The Mercalli Intensity Scale is a semi-quantitative scale used to classify the intensity of an earthquake by examining its effects on people and structures at the Earth's surface. It was conceived by Italian volcanologist Giuseppe Mercalli in 1902, and was in general use before the Richter scale was developed by Charles Francis Richter and Beno Gutenberg in 1935. The form currently used in the United States is the Modified Mercalli (MM) Intensity Scale. It was developed in 1931 by the American seismologists Harry Wood and Frank Neumann .
The lower numbers of the intensity scale generally deal with the manner in which the earthquake is felt by people. The higher numbers of the scale are based on observed structural damage. Structural engineers usually contribute information for assigning intensity values of VIII or above.
- (I) - Not felt except by a very few under especially favourable conditions.
- (II) - Felt only by a few persons at rest, especially on upper floors of buildings. Delicately suspended objects may swing.
- (III) - Felt quite noticeably by persons indoors, especially on the upper floors of buildings. Many do not recognize it as an earthquake. Standing motor cars may rock slightly. Vibration similar to the passing of a truck. Duration estimated.
- (IV) - Felt indoors by many, outdoors by few during the day. At night, some awakened. Dishes, windows, doors disturbed; walls make cracking sound. Sensation like heavy truck striking building. Standing motor cars rocked noticeably.
- (V) - Felt by nearly everyone; many awakened. Some dishes and windows broken. Unstable objects overturned. Pendulum clocks may stop.

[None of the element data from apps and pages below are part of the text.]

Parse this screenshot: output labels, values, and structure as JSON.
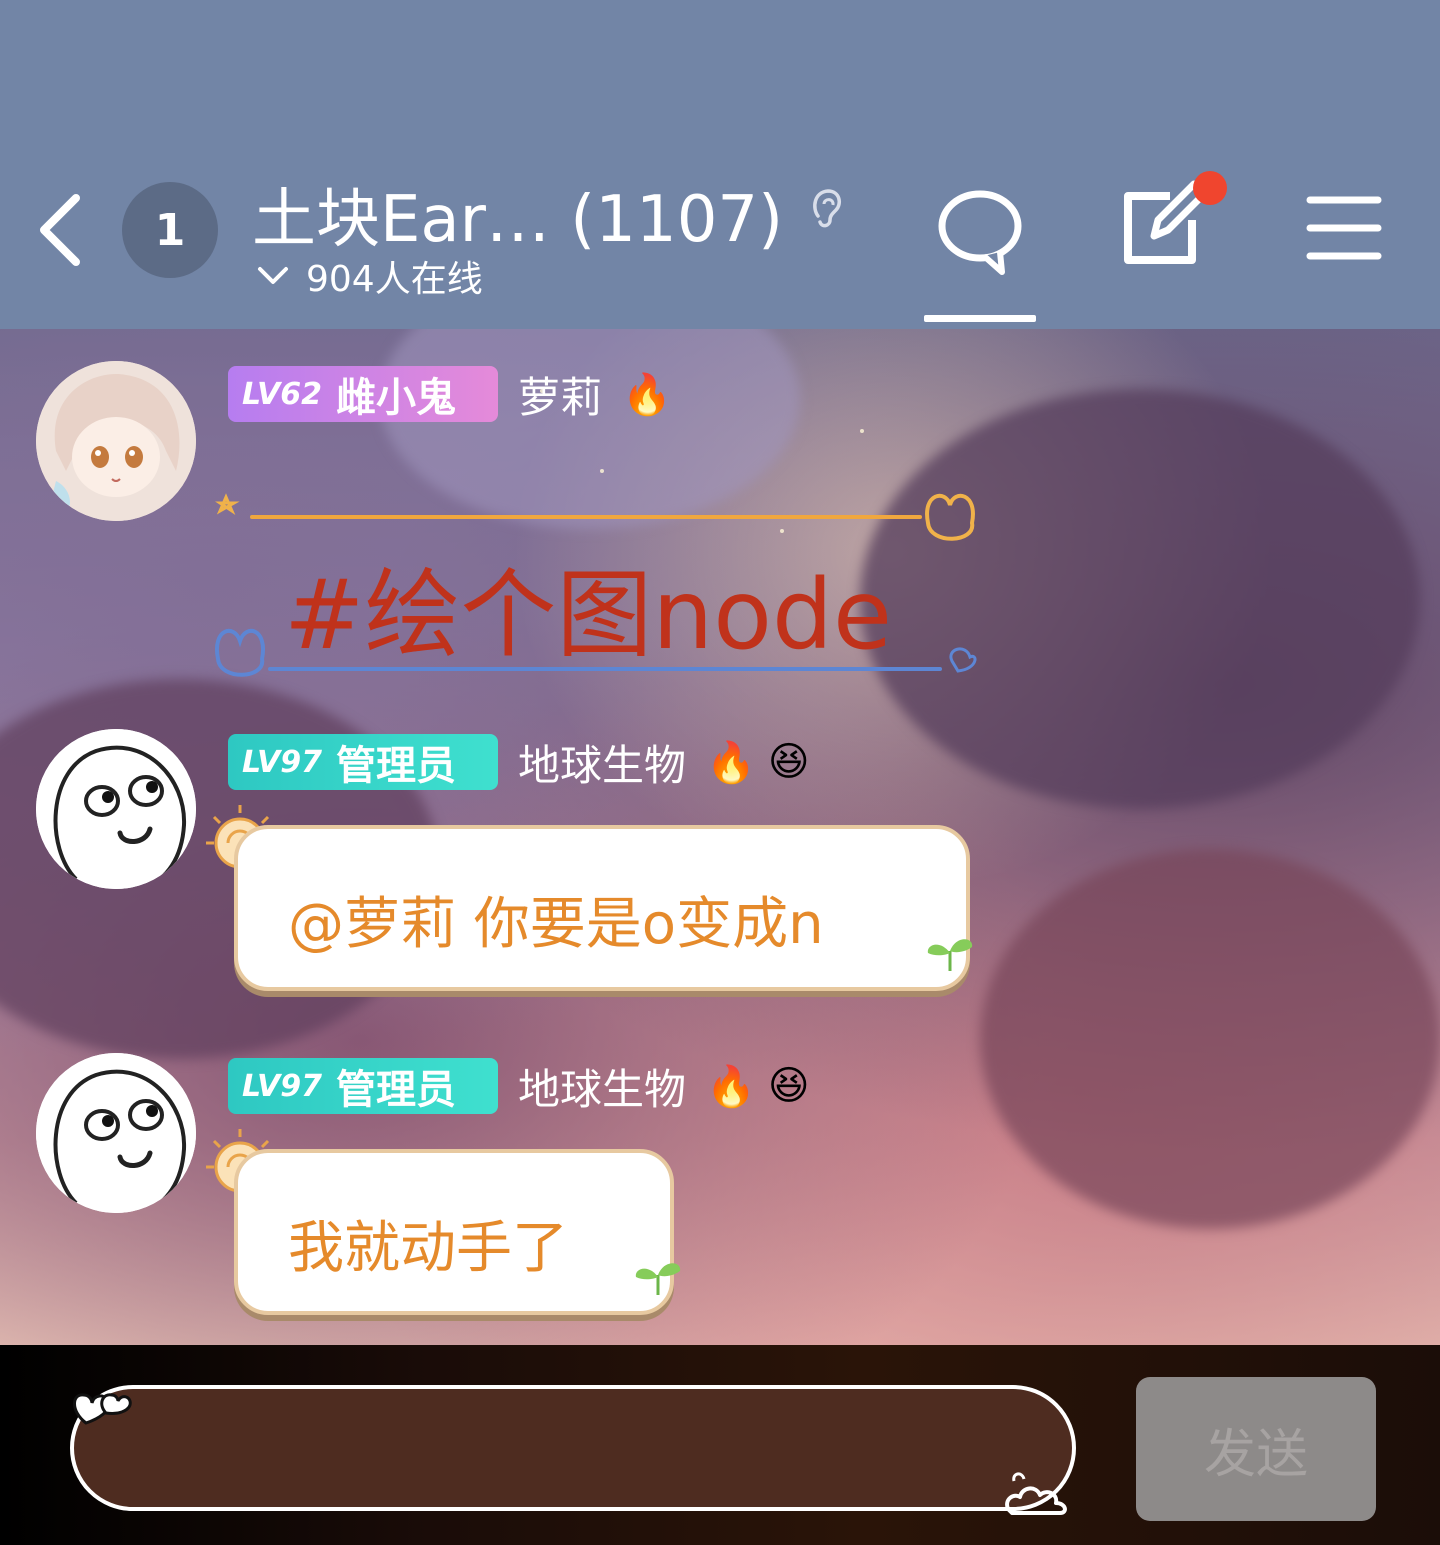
{
  "header": {
    "unread_count": "1",
    "title": "土块Ear… (1107)",
    "online": "904人在线"
  },
  "messages": [
    {
      "level": "LV62",
      "title": "雌小鬼",
      "username": "萝莉",
      "emojis": [
        "🔥"
      ],
      "text": "#绘个图node"
    },
    {
      "level": "LV97",
      "title": "管理员",
      "username": "地球生物",
      "emojis": [
        "🔥",
        "😆"
      ],
      "text": "@萝莉 你要是o变成n"
    },
    {
      "level": "LV97",
      "title": "管理员",
      "username": "地球生物",
      "emojis": [
        "🔥",
        "😆"
      ],
      "text": "我就动手了"
    }
  ],
  "composer": {
    "send_label": "发送"
  },
  "colors": {
    "header_bg": "#7285a6",
    "accent_text": "#e58a2b",
    "red_text": "#c0321b",
    "badge_teal": "#2ec8c2",
    "badge_purple": "#b67df0"
  }
}
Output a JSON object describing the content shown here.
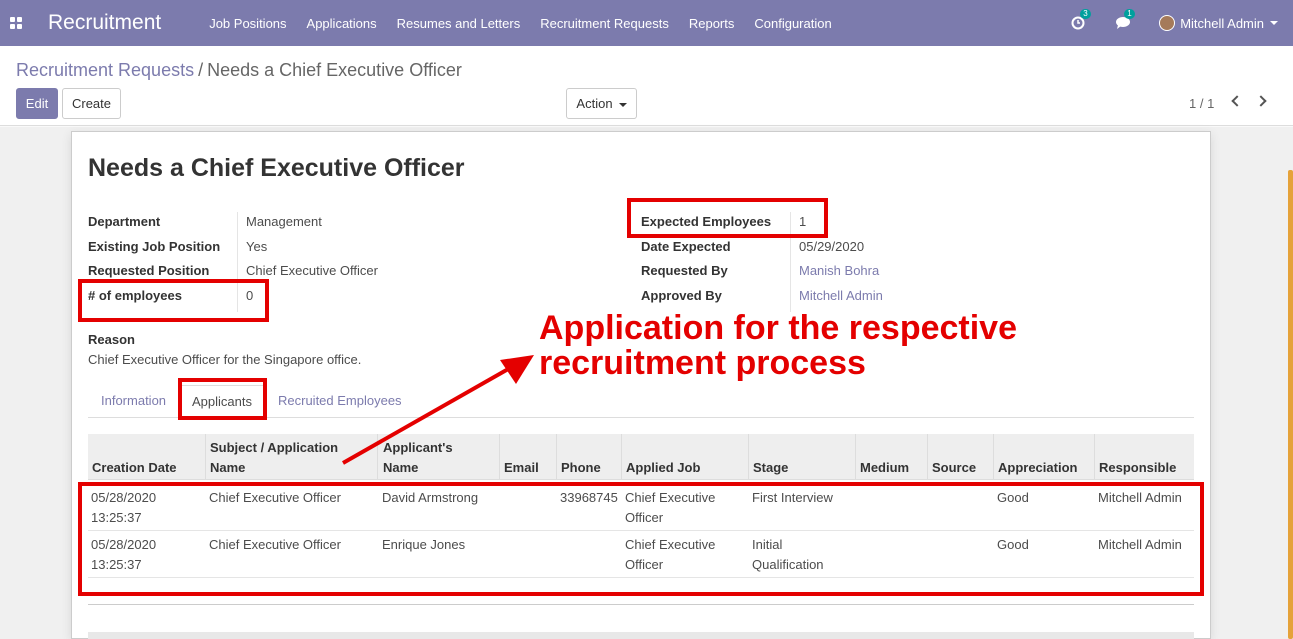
{
  "app": {
    "name": "Recruitment",
    "menu": [
      "Job Positions",
      "Applications",
      "Resumes and Letters",
      "Recruitment Requests",
      "Reports",
      "Configuration"
    ],
    "activity_count": "3",
    "message_count": "1",
    "user": "Mitchell Admin"
  },
  "breadcrumb": {
    "parent": "Recruitment Requests",
    "separator": "/",
    "current": "Needs a Chief Executive Officer"
  },
  "buttons": {
    "edit": "Edit",
    "create": "Create",
    "action": "Action"
  },
  "pager": "1 / 1",
  "form": {
    "title": "Needs a Chief Executive Officer",
    "left_fields": [
      {
        "label": "Department",
        "value": "Management"
      },
      {
        "label": "Existing Job Position",
        "value": "Yes"
      },
      {
        "label": "Requested Position",
        "value": "Chief Executive Officer"
      },
      {
        "label": "# of employees",
        "value": "0"
      }
    ],
    "right_fields": [
      {
        "label": "Expected Employees",
        "value": "1"
      },
      {
        "label": "Date Expected",
        "value": "05/29/2020"
      },
      {
        "label": "Requested By",
        "value": "Manish Bohra"
      },
      {
        "label": "Approved By",
        "value": "Mitchell Admin"
      }
    ],
    "reason_label": "Reason",
    "reason_text": "Chief Executive Officer for the Singapore office."
  },
  "tabs": [
    "Information",
    "Applicants",
    "Recruited Employees"
  ],
  "table": {
    "headers": [
      "Creation Date",
      "Subject / Application Name",
      "Applicant's Name",
      "Email",
      "Phone",
      "Applied Job",
      "Stage",
      "Medium",
      "Source",
      "Appreciation",
      "Responsible"
    ],
    "rows": [
      {
        "date1": "05/28/2020",
        "date2": "13:25:37",
        "subject": "Chief Executive Officer",
        "applicant": "David Armstrong",
        "email": "",
        "phone": "33968745",
        "job1": "Chief Executive",
        "job2": "Officer",
        "stage1": "First Interview",
        "stage2": "",
        "medium": "",
        "source": "",
        "appreciation": "Good",
        "responsible": "Mitchell Admin"
      },
      {
        "date1": "05/28/2020",
        "date2": "13:25:37",
        "subject": "Chief Executive Officer",
        "applicant": "Enrique Jones",
        "email": "",
        "phone": "",
        "job1": "Chief Executive",
        "job2": "Officer",
        "stage1": "Initial",
        "stage2": "Qualification",
        "medium": "",
        "source": "",
        "appreciation": "Good",
        "responsible": "Mitchell Admin"
      }
    ]
  },
  "annotation": {
    "line1": "Application for the respective",
    "line2": "recruitment process",
    "color": "#e40000"
  }
}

- (VI) - Felt by all; many frightened and run outdoors, walk unsteadily. Windows, dishes, glassware broken... books off shelves... some heavy furniture moved or overturned; a few instances of fallen plaster. Damage slight.
- (VII) - Difficult to stand... furniture broken..damage negligible in building of good design and construction; slight to moderate in well-built ordinary structures; considerable damage in poorly built or badly designed structures; some chimneys broken. Noticed by persons driving motor cars.
- (VIII) - Damage slight in specially designed structures; considerable in ordinary substantial buildings with partial collapse. Damage great in poorly built structures. Fall of chimneys, factory stacks, columns, monuments, walls. Heavy furniture moved.
- (IX) - General panic... damage considerable in specially designed structures, well designed frame structures thrown out of plumb. Damage great in substantial buildings, with partial collapse. Buildings shifted off foundations.
- (X) - Some well built wooden structures destroyed; most masonry and frame structures destroyed with foundations. Rails bent.
- (XI) - Few, if any (masonry) structures remain standing. Bridges destroyed. Rails bent greatly.
- (XII) - Damage total. Lines of sight and level distorted. Objects thrown into the air.
Information from The Severity of an earthquake pamphlet of the U.S. Geological Survey and the website of the U.S. National Earthquake Information Center http://neic.usgs.gov in Golden, Colorado.
- A brief history of earthquake intensity scales http://www.earthquakes.bgs.ac.uk/hazard/histint.htm
Geology, Geophysics, Japan Meteorological Agency seismic intensity scale, Moment magnitude scale, Plate tectonics
Last updated: 02-10-2005 21:30:15
Last updated: 05-03-2005 17:50:55